= WHAT YOU SHOULD DO =
When a line in the material beneath includes the word "Attachments", add it to the count, and report the count alone.

= SUPPLIED MATERIAL =
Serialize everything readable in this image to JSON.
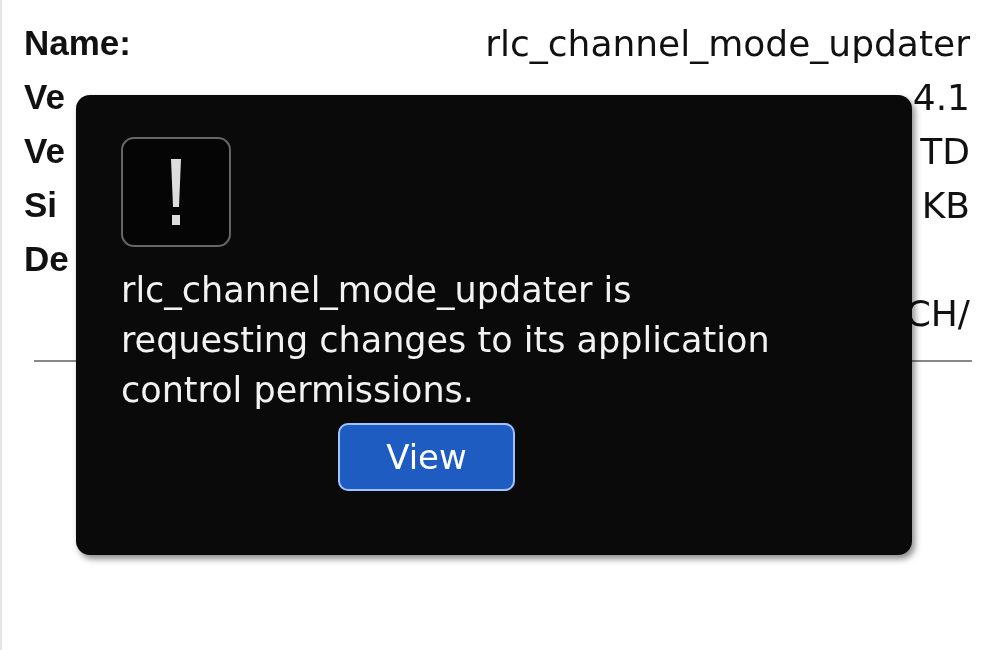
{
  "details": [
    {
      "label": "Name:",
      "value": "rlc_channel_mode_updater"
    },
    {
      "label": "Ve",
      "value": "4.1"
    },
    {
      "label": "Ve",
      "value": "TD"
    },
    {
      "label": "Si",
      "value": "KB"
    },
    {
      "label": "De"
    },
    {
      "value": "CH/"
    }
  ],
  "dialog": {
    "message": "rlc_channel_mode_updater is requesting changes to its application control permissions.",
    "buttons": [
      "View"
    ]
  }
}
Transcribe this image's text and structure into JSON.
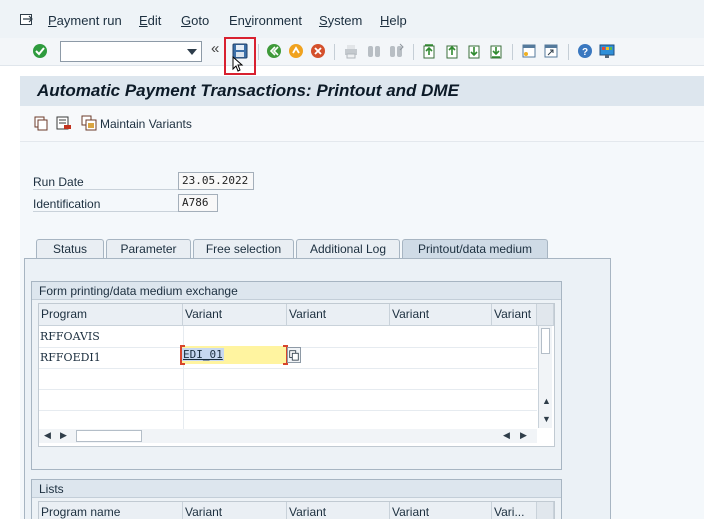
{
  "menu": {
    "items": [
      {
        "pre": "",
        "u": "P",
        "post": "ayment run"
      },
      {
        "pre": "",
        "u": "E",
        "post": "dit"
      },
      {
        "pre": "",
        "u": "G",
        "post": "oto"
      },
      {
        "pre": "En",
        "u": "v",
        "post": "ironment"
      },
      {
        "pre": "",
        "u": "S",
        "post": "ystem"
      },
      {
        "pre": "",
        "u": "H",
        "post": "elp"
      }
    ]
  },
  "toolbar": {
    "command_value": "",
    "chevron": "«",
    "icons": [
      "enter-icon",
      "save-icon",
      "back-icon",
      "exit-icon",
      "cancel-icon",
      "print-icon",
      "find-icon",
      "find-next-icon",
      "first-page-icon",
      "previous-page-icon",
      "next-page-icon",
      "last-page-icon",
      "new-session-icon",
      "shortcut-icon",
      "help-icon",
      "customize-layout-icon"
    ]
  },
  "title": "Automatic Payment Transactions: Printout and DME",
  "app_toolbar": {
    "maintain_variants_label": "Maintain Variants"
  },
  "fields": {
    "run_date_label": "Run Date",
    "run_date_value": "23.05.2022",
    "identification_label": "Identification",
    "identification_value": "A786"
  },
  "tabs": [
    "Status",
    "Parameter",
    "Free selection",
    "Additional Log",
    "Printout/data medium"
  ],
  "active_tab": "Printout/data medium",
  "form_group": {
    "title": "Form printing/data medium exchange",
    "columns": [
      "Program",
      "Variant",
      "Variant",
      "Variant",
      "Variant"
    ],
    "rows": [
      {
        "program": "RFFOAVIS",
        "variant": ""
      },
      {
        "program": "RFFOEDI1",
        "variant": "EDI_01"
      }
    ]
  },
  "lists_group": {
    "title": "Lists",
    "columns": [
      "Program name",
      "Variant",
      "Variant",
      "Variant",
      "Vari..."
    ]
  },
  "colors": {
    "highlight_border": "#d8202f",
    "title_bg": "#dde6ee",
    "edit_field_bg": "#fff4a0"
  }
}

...

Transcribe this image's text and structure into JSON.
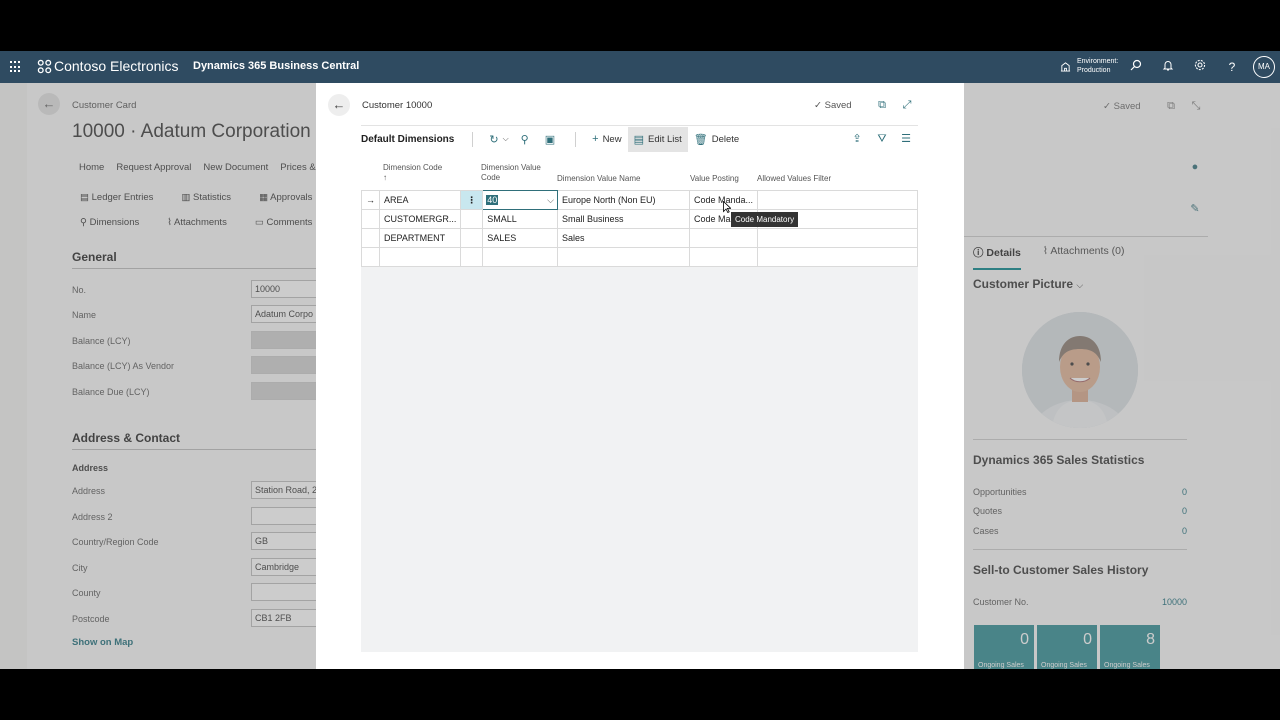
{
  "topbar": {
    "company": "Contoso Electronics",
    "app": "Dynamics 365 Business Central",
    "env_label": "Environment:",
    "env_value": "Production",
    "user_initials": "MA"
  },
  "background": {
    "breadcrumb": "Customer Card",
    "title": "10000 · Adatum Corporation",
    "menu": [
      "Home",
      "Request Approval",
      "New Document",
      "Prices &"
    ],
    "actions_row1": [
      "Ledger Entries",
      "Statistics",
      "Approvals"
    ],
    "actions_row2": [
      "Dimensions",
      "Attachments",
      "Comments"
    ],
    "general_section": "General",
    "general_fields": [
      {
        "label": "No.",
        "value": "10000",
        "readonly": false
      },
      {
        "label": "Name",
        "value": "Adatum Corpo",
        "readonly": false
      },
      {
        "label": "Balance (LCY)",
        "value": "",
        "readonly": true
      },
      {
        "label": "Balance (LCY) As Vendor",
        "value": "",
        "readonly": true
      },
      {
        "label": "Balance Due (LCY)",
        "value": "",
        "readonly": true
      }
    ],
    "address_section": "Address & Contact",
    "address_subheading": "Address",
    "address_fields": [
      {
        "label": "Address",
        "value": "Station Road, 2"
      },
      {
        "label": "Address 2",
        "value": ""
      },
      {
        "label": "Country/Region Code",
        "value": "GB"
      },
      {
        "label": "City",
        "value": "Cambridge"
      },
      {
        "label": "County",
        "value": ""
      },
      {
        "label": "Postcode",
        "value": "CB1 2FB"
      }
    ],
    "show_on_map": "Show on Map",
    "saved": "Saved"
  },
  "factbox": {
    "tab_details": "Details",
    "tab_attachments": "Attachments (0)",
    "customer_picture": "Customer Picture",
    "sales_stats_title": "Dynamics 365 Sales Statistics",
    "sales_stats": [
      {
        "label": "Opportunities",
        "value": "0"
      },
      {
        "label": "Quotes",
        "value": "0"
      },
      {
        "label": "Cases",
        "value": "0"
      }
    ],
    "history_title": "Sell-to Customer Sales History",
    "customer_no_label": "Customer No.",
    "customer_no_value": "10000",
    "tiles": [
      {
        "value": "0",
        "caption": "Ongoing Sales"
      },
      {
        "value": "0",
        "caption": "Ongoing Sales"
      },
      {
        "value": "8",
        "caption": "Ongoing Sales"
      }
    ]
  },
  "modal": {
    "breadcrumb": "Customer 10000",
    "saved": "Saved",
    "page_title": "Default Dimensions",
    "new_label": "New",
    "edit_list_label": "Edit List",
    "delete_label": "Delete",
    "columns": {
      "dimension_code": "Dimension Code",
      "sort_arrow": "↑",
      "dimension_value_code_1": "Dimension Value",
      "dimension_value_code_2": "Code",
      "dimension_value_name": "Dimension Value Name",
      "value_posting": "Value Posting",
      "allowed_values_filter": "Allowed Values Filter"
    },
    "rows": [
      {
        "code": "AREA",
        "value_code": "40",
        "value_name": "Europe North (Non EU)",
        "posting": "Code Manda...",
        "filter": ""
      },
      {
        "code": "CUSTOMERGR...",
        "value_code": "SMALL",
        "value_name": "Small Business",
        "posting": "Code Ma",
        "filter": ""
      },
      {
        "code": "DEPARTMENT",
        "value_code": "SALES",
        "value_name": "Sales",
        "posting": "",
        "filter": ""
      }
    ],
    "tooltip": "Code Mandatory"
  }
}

= OUTPUT =
2